On April 30, 1977, she arrived at Mayo Square in Buenos Aires to demand justice for the disappearance of her son Horacio Garcia and her daughter-in-law, who were kidnapped in August 1976 by the dictatorship in the city of Banfield.
“Another Mother left us, and what a Mother! The suffering is enormous,” said Taty Almeida, a human rights activist whose son, a medical student, was also killed by the Argentine military.
Born in 1928, Haydee was the daughter of one of the first socialists in the town of San Justo, where her father used to take her to Labor Day marches and political rallies.
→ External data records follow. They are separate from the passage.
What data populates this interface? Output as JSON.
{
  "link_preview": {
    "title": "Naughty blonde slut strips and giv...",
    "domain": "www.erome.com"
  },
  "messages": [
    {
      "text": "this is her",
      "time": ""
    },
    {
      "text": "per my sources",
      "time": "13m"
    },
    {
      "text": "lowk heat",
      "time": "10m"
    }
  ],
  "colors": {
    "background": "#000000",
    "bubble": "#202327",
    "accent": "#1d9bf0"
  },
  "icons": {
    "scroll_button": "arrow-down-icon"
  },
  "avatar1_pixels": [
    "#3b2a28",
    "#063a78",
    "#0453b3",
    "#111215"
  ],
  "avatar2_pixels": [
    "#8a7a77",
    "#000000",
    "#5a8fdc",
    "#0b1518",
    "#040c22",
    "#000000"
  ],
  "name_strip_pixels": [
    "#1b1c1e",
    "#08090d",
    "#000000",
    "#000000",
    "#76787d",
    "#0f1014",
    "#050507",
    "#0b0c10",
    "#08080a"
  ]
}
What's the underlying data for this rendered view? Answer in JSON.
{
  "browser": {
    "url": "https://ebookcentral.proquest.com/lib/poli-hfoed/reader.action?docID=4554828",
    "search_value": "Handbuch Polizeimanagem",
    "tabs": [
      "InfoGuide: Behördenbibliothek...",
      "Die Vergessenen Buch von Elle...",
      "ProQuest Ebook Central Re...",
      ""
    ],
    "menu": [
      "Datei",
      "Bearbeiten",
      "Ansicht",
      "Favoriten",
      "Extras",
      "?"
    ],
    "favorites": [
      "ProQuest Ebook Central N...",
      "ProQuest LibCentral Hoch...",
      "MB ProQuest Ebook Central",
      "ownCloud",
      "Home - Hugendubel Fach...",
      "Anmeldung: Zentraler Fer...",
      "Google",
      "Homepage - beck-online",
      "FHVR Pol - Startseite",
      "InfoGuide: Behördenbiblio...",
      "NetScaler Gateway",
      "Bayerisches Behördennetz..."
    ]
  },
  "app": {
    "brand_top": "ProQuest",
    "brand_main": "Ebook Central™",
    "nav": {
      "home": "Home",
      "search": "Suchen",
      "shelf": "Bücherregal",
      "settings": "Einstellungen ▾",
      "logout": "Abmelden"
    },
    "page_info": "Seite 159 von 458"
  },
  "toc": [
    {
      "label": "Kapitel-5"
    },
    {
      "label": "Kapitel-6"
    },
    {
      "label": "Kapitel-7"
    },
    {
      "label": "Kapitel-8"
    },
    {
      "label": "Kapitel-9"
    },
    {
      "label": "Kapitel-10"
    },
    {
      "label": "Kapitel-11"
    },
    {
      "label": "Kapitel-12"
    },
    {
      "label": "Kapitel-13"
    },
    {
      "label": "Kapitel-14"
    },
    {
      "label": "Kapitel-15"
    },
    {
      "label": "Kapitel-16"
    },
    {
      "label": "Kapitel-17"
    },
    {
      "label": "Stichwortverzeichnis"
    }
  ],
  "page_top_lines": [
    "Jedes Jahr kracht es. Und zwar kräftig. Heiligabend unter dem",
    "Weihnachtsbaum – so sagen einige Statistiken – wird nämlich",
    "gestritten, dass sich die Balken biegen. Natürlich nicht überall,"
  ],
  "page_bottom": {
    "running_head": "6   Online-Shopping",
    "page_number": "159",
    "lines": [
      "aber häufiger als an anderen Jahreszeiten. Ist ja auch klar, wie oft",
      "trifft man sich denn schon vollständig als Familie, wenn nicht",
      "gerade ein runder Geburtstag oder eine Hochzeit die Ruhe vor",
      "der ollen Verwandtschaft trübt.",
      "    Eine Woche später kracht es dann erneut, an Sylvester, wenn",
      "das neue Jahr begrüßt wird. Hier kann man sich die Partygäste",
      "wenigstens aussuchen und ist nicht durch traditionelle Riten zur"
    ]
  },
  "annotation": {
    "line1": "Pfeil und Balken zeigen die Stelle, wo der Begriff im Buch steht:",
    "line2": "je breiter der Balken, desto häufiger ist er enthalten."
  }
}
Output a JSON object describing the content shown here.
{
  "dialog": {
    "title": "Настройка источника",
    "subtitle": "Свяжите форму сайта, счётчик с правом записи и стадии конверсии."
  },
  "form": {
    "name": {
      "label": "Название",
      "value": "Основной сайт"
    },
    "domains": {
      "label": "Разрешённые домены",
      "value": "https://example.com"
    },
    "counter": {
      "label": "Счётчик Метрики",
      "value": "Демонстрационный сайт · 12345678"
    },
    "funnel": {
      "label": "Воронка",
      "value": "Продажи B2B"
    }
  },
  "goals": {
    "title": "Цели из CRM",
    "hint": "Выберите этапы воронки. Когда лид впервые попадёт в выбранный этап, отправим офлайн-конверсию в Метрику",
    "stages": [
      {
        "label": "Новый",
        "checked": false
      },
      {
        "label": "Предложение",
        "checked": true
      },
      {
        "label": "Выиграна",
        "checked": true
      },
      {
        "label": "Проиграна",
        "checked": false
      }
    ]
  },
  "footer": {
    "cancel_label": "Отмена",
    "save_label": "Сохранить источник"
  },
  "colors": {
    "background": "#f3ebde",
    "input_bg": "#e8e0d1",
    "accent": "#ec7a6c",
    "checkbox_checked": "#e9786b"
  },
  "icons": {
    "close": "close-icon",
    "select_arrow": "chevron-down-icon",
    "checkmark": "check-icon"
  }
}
She was the mother of Alicia, Diego and Horacio, who was a conscript at the time he was illegally detained at the Federal Security Superintendence.
On April 30, 1977, the Madres de Plaza de Mayo held their first march to demand that their children disappeared by the military dictatorship be found alive.
Our next NACLA Report is all about historical memory and reckonings. Stay tuned.
Horacio Garcia was murdered in the so-called "Fatima Massacre", in which 20 men and 10 women were assassinated and dynamited on August 20, 1976. In 1999, his remains were identified by the Argentine Forensic Anthropology Team.
“Horacio was taken from you by the last civic-military-ecclesial dictatorship... Only his remains gave you back some peace and even a bit of happiness," the Mayo Square Mothers said in a letter in memory of Haydee.
"Since that fateful day you became a firm and incessant seeker of justice and truth. Serene and wise, your big heart made you a companion of so many mothers and a mother of many sisters of the disappeared."